  • Daniel

    It's important when combating climate change to remember that we are the caretakers of the earth. Which means as much as we should strive to keep it as close to an ideal condition as possible, we shouldn't let that goal cause us to neglect our own well-being. Only be treating ourselves well can we expect to treat our planet well.

    There are other concerns raised about the effects global warming are having on our well-being in this video from Newsy, in case anyone wishes to pursue this topic further:

  • Cases of people suffering sleepness nights are popping up all over Ontario (Port Alma, Port Burwell, Amaranth, Ripley, Goderich) where turbines have been placed. How does our gov't react to this – denial, ridicule and inaction. Despite repeated requests for an investigation, McGuinty's gov't insists that these people are simple NIMBY's without so much as visiting these people to find out the problems. A simple day time visit will not reveal to you the problems, which exist the majority of time at night when the atmosphere changes.

    You will also find, once you start investigating, that wind is a SCAM profiting from a well intentioned desire to help our environment. No where is their reproducible scientific evidence to show that wind energy will do what it is purpoted to do, shut down coal plants, reduce greenhouse gas emissions, provide a reliable source of electrical energy, or help contribute to our new green economy through the creation of jobs. There are solutions to our energy concerns, it's called for the most part "CONSERVATION" through improved transmission, higher efficient appliances etc. Please, I beg those perusing this site, look into the other side of "RENEWABLE" energy.

  • Unfortunately wind turbine syndrome is for real -I have witnessed the effect on local residents in every wind farm in Ontario. At one wind farm meeting I attended a wind farm official attempted to justify 500m setbacks by saying "yeah, but it only effects about 10%of the wind farm residents". In that particular wind farm that 10% will be about 160 people but Dr Robt McMurtry suspects the true figure is much higher – only time will tell but one thing is for sure wind farms are an expensive disaster no matter which way one looks at them. I urge all true naturalists and conservationists to take a long hard look at industrial wind energy and you will see how futile it really is.

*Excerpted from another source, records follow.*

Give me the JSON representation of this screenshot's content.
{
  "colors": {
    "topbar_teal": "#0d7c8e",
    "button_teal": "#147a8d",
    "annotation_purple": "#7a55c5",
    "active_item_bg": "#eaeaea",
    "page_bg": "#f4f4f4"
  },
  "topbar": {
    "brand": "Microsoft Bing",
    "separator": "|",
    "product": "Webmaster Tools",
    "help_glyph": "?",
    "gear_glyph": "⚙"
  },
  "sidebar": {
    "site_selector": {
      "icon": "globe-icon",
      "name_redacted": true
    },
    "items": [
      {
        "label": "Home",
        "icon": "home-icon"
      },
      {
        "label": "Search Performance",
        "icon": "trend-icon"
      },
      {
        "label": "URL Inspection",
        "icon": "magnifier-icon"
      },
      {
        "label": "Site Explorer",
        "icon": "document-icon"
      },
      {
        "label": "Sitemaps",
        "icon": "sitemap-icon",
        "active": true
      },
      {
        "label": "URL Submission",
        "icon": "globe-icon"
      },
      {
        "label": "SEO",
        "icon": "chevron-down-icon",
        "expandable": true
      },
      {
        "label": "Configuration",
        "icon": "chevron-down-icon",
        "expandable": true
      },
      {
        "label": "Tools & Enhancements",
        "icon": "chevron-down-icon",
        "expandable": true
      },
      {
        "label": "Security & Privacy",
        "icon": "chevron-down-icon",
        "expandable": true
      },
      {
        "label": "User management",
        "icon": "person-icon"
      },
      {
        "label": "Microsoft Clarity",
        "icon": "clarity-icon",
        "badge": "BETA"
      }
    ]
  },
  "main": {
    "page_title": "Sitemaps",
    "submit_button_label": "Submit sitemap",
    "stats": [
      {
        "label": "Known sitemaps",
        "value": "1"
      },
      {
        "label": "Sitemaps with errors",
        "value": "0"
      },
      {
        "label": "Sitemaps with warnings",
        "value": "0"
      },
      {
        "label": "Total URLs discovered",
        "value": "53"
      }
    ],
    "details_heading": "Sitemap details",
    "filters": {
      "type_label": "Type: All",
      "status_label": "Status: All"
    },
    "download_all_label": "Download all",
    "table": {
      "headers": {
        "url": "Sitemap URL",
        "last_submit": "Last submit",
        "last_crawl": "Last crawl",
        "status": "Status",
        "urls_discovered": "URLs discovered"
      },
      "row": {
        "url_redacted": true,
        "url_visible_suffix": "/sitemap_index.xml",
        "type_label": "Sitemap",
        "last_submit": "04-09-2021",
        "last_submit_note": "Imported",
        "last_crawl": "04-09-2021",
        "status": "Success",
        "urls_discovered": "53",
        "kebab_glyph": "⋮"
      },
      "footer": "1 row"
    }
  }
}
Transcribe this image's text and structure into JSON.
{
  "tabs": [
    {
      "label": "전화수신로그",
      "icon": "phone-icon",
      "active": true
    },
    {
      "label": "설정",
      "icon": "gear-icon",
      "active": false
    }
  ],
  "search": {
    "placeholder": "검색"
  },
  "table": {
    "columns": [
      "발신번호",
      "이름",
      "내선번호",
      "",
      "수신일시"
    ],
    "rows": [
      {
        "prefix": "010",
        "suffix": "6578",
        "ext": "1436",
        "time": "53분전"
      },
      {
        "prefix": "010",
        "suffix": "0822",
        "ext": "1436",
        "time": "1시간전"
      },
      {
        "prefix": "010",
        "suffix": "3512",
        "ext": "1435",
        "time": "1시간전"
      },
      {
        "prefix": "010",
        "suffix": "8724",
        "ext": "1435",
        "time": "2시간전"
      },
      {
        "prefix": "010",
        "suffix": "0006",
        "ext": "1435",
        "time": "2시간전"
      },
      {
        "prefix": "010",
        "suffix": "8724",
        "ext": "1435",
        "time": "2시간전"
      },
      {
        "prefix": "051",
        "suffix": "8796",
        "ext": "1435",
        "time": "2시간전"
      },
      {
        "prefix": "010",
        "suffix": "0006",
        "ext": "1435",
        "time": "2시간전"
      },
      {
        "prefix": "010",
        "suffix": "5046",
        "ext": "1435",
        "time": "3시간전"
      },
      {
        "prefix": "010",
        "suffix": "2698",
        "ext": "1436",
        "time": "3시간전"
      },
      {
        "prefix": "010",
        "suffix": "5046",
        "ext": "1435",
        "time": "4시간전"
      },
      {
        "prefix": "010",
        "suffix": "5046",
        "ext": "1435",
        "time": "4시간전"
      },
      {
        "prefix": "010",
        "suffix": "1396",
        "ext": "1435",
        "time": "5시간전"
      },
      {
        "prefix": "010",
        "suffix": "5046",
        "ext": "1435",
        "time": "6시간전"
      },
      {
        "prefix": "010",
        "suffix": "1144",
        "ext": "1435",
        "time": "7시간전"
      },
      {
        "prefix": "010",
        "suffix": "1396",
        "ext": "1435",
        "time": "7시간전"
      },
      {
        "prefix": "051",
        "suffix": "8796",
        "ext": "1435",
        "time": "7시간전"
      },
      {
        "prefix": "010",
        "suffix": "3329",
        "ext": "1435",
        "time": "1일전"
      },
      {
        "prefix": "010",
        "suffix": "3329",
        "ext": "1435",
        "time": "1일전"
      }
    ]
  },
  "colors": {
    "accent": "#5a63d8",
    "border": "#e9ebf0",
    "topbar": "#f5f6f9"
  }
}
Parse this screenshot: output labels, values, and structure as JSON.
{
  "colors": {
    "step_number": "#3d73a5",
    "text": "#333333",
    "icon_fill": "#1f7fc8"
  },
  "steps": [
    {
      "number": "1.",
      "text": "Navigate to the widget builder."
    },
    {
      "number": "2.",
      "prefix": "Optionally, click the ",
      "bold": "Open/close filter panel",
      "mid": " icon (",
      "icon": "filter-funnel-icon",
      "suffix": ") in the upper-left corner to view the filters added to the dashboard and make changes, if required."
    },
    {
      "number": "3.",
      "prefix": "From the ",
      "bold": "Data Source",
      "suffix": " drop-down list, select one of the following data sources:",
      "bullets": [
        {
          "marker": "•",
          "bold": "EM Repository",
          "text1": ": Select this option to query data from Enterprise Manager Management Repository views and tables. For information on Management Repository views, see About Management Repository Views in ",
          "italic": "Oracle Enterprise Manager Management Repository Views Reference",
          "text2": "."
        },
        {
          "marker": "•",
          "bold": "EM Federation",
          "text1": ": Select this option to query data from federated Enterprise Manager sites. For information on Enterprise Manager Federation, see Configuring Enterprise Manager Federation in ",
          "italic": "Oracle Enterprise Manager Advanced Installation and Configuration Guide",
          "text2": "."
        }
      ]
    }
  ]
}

  • Thank you, Mr. Boles, for your fair and sensible assessment of this issue.